--- WHAT YOU HAVE TO DO ---
Give back the lines below verbatim, omitting all pictures.

/---

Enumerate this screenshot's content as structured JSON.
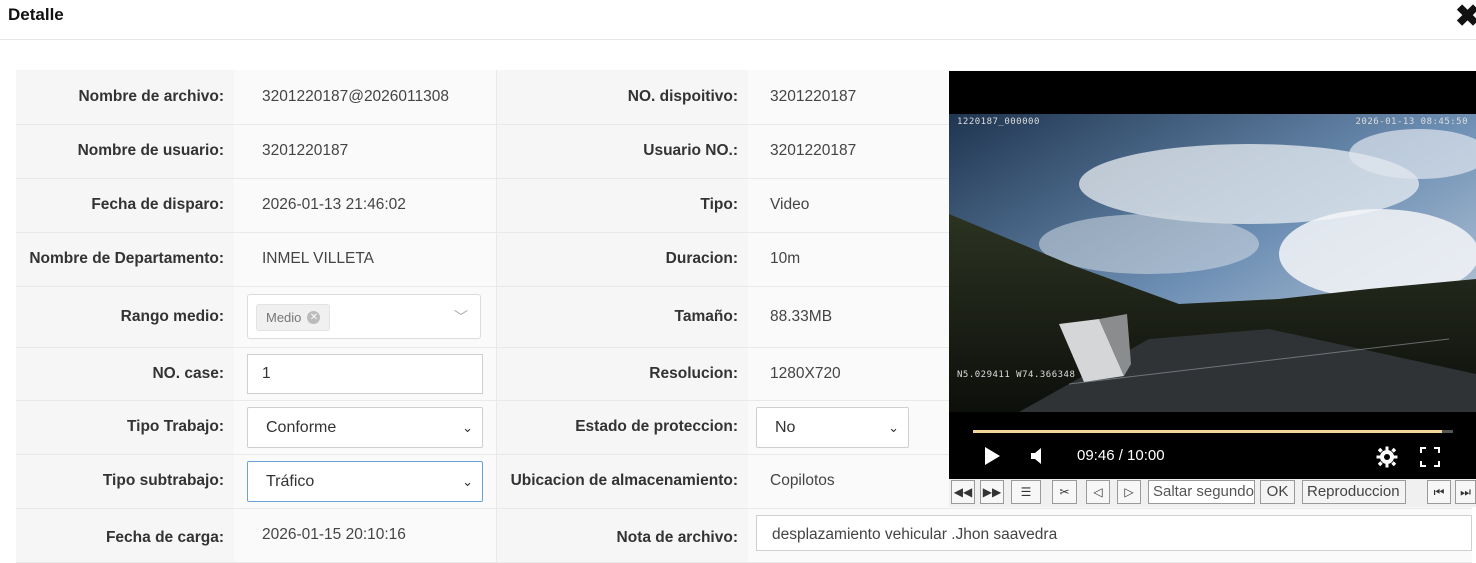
{
  "dialog": {
    "title": "Detalle",
    "close_icon": "close-icon"
  },
  "fields": {
    "file_name": {
      "label": "Nombre de archivo:",
      "value": "3201220187@2026011308"
    },
    "device_no": {
      "label": "NO. dispoitivo:",
      "value": "3201220187"
    },
    "user_name": {
      "label": "Nombre de usuario:",
      "value": "3201220187"
    },
    "user_no": {
      "label": "Usuario NO.:",
      "value": "3201220187"
    },
    "trigger_date": {
      "label": "Fecha de disparo:",
      "value": "2026-01-13 21:46:02"
    },
    "type": {
      "label": "Tipo:",
      "value": "Video"
    },
    "department": {
      "label": "Nombre de Departamento:",
      "value": "INMEL VILLETA"
    },
    "duration": {
      "label": "Duracion:",
      "value": "10m"
    },
    "range": {
      "label": "Rango medio:",
      "tag": "Medio"
    },
    "size": {
      "label": "Tamaño:",
      "value": "88.33MB"
    },
    "case_no": {
      "label": "NO. case:",
      "value": "1"
    },
    "resolution": {
      "label": "Resolucion:",
      "value": "1280X720"
    },
    "work_type": {
      "label": "Tipo Trabajo:",
      "value": "Conforme"
    },
    "protection": {
      "label": "Estado de proteccion:",
      "value": "No"
    },
    "subwork_type": {
      "label": "Tipo subtrabajo:",
      "value": "Tráfico"
    },
    "storage": {
      "label": "Ubicacion de almacenamiento:",
      "value": "Copilotos"
    },
    "upload_date": {
      "label": "Fecha de carga:",
      "value": "2026-01-15 20:10:16"
    },
    "file_note": {
      "label": "Nota de archivo:",
      "value": "desplazamiento vehicular .Jhon saavedra"
    }
  },
  "video": {
    "osd_top_left": "1220187_000000",
    "osd_top_right": "2026-01-13 08:45:50",
    "osd_coords": "N5.029411 W74.366348",
    "time": "09:46 / 10:00",
    "progress_fraction": 0.977
  },
  "toolbar": {
    "seek_placeholder": "Saltar segundos",
    "ok_label": "OK",
    "play_label": "Reproduccion"
  }
}
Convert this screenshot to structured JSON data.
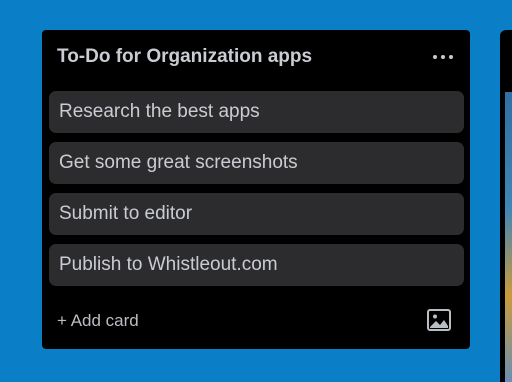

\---

--- FINISHED EXERCISE ---
Enumerate this screenshot's content as structured JSON.
{
  "dialog": {
    "title": "Detalle",
    "close_icon": "close-icon"
  },
  "fields": {
    "file_name": {
      "label": "Nombre de archivo:",
      "value": "3201220187@2026011308"
    },
    "device_no": {
      "label": "NO. dispoitivo:",
      "value": "3201220187"
    },
    "user_name": {
      "label": "Nombre de usuario:",
      "value": "3201220187"
    },
    "user_no": {
      "label": "Usuario NO.:",
      "value": "3201220187"
    },
    "trigger_date": {
      "label": "Fecha de disparo:",
      "value": "2026-01-13 21:46:02"
    },
    "type": {
      "label": "Tipo:",
      "value": "Video"
    },
    "department": {
      "label": "Nombre de Departamento:",
      "value": "INMEL VILLETA"
    },
    "duration": {
      "label": "Duracion:",
      "value": "10m"
    },
    "range": {
      "label": "Rango medio:",
      "tag": "Medio"
    },
    "size": {
      "label": "Tamaño:",
      "value": "88.33MB"
    },
    "case_no": {
      "label": "NO. case:",
      "value": "1"
    },
    "resolution": {
      "label": "Resolucion:",
      "value": "1280X720"
    },
    "work_type": {
      "label": "Tipo Trabajo:",
      "value": "Conforme"
    },
    "protection": {
      "label": "Estado de proteccion:",
      "value": "No"
    },
    "subwork_type": {
      "label": "Tipo subtrabajo:",
      "value": "Tráfico"
    },
    "storage": {
      "label": "Ubicacion de almacenamiento:",
      "value": "Copilotos"
    },
    "upload_date": {
      "label": "Fecha de carga:",
      "value": "2026-01-15 20:10:16"
    },
    "file_note": {
      "label": "Nota de archivo:",
      "value": "desplazamiento vehicular .Jhon saavedra"
    }
  },
  "video": {
    "osd_top_left": "1220187_000000",
    "osd_top_right": "2026-01-13 08:45:50",
    "osd_coords": "N5.029411 W74.366348",
    "time": "09:46 / 10:00",
    "progress_fraction": 0.977
  },
  "toolbar": {
    "seek_placeholder": "Saltar segundos",
    "ok_label": "OK",
    "play_label": "Reproduccion"
  }
}
Convert this screenshot to structured JSON data.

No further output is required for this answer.